Whatever your child chooses to dress up as, they’ll likely love their costumes and the chance to be sweet, regal, or scary. So capture this while you can!┬áThese photos will be fun for your kids to look back on as they get older, and they’ll also be fun to share with your family right now!

We’ve compiled a list of Halloween costume photography tips to help you get the most out of your October photo sessions with your trick-or-treaters!

Take pictures before

Always do the pictures the day before! This saves you the stress of trying to fit in a photo session before school, a parade, or trick-or-treating. In these cases, your child may be anxious to get going and won’t be patient, or you may rush yourself.

Plus, you’ll be better able to find the right place, the right lighting, and a fun pose.

Get good lighting

And speaking of! Lighting will make or break your photo, no matter the subject. Try getting photos in the late afternoon. This should be easy enough to do after school, but before trick-or-treating begins. If you do get a cloudy day, use it! Soft, diffused lighting will usually look best.

When you can’t get outside in the afternoon or if you’ve got inclement weather, take photos indoors rather than relying on your flash in the dark. Use natural lighting and turn on plenty of lights to brighten up your scene.

Get on their level

We have a tendency to take photos from our own line of vision. However, for kids, this won’t capture all of their costume. Or it could distort their features because you are pointing the camera down on them. Crouch down to your child’s eye level for the photo.

While you’re doing this, zoom in on special details, like Cinderella’s shoes, a tail, a wizard’s staff, or a hero’s sword. You can also do this for elaborate makeup and special effects. This is especially good if your child is especially proud or attached to a favorite costume piece like shoes, a hairstyle, or a prop. Record these little favorites now for them to remember years later!

Ditch the trick-or-treat bag

Bright neon bags or ratty pillowcases will distract from your child’s costume–and may even clash! Besides, the atmosphere and costume itself should tell you that this is Halloween. You won’t need a pumpkin or bag to tell you that.

Have fun with poses!

Let your kids “be” their character while you take pictures. After all, they wanted to be this character, right? So they’ll have more fun dancing, twirling, growling, or getting ready to attack than just standing there with a smile.

If you do want one of these photos, let them have their fun first. Because they got out some wiggles or got into character, they might be more willing to give you a posed, bright smile.

Find the right background

You don’t want to distract from the costumes you put so much effort (and/or money) into! And some costumes coordinate well with your already-present decorations, but others won’t. If you’re looking for a backdrop, stairs or a blank wall (inside or out) make great backdrops to focus on your child instead.
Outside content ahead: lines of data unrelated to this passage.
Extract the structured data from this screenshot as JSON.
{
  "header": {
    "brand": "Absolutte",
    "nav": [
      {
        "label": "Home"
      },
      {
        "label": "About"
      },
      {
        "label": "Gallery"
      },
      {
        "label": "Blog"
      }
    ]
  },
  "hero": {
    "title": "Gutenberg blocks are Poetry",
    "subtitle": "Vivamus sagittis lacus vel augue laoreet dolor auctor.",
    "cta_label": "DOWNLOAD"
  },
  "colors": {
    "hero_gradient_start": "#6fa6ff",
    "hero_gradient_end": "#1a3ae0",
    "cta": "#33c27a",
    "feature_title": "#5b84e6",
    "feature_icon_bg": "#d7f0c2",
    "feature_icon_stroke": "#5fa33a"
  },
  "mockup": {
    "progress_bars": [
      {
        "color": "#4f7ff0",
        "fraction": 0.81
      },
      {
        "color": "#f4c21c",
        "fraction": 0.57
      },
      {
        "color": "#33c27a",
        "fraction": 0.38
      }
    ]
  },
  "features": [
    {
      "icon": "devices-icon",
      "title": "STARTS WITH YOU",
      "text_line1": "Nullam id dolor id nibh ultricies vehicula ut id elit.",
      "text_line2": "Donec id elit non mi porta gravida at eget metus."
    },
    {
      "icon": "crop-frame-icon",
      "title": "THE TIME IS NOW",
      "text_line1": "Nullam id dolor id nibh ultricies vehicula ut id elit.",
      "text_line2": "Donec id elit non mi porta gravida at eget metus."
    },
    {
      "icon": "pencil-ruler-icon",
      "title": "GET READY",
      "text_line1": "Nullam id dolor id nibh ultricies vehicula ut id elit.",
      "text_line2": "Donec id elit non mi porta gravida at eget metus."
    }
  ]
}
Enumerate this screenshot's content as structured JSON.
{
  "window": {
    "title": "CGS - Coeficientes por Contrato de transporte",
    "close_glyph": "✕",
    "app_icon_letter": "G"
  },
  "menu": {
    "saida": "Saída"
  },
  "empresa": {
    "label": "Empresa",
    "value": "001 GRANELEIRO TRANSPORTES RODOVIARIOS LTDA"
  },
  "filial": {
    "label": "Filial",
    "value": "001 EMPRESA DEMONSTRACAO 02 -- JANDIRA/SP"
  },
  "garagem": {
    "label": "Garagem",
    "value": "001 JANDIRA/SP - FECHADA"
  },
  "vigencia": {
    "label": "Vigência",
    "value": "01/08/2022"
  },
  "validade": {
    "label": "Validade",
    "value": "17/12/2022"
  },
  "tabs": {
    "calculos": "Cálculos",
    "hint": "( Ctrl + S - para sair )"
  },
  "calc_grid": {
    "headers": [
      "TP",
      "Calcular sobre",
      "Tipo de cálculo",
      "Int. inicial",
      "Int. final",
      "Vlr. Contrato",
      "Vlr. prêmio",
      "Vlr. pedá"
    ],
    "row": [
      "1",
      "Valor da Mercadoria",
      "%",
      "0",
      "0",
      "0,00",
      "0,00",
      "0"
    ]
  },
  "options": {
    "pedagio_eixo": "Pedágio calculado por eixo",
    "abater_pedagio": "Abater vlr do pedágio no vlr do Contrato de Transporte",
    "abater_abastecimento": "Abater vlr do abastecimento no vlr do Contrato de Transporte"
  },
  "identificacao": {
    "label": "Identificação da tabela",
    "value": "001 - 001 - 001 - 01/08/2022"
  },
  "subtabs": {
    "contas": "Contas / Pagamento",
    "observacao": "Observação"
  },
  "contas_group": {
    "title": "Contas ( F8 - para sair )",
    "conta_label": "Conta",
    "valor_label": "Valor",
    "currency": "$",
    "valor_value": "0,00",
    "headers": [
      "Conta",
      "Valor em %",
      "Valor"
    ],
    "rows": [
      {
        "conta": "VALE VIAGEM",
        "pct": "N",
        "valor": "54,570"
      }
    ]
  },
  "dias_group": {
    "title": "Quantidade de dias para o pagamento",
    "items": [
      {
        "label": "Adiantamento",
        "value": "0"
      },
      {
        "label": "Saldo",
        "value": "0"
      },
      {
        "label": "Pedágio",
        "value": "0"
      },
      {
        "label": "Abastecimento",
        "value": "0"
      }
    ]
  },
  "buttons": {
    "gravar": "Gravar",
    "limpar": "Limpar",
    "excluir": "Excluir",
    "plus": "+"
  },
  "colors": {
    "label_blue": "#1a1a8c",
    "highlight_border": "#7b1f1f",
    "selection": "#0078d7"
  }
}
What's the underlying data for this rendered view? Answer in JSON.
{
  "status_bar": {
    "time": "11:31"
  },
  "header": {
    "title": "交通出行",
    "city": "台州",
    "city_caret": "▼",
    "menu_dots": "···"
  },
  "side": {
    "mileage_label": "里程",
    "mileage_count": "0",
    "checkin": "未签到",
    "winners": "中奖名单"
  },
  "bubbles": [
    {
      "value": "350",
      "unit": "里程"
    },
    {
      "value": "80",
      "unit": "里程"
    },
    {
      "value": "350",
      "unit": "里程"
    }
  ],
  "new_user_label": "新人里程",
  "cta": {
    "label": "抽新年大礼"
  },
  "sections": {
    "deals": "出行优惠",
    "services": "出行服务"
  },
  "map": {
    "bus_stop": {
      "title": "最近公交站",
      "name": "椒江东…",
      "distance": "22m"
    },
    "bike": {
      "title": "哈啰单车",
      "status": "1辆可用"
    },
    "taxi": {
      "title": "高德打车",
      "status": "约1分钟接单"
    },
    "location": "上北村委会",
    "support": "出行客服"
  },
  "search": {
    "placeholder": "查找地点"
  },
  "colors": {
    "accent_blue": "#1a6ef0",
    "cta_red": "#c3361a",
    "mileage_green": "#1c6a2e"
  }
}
Or, if you can, you can dress up a scene with a backdrop, location, or props that match your child’s outfit. These will be extra fun to look back on!

Don’t be afraid to try again

Sometimes, Halloween night doesn’t work out for everyone. Even the days leading up to it can be too full of parties and other obligations. So don’t worry if you don’t get the perfect shot. Let your kids sleep off the sugar high, and wait for the parties to pass. Then, on November 1st or even a few days later, dress them up and try again. Your kids likely won’t be sorry to dress up again, especially under less pressure. You can find a better location then, and create or wait for better lighting.


Let us know how your child’s Halloween photos turn out using our tips! Or, share tricks you’ve learned over many years of spooky fun.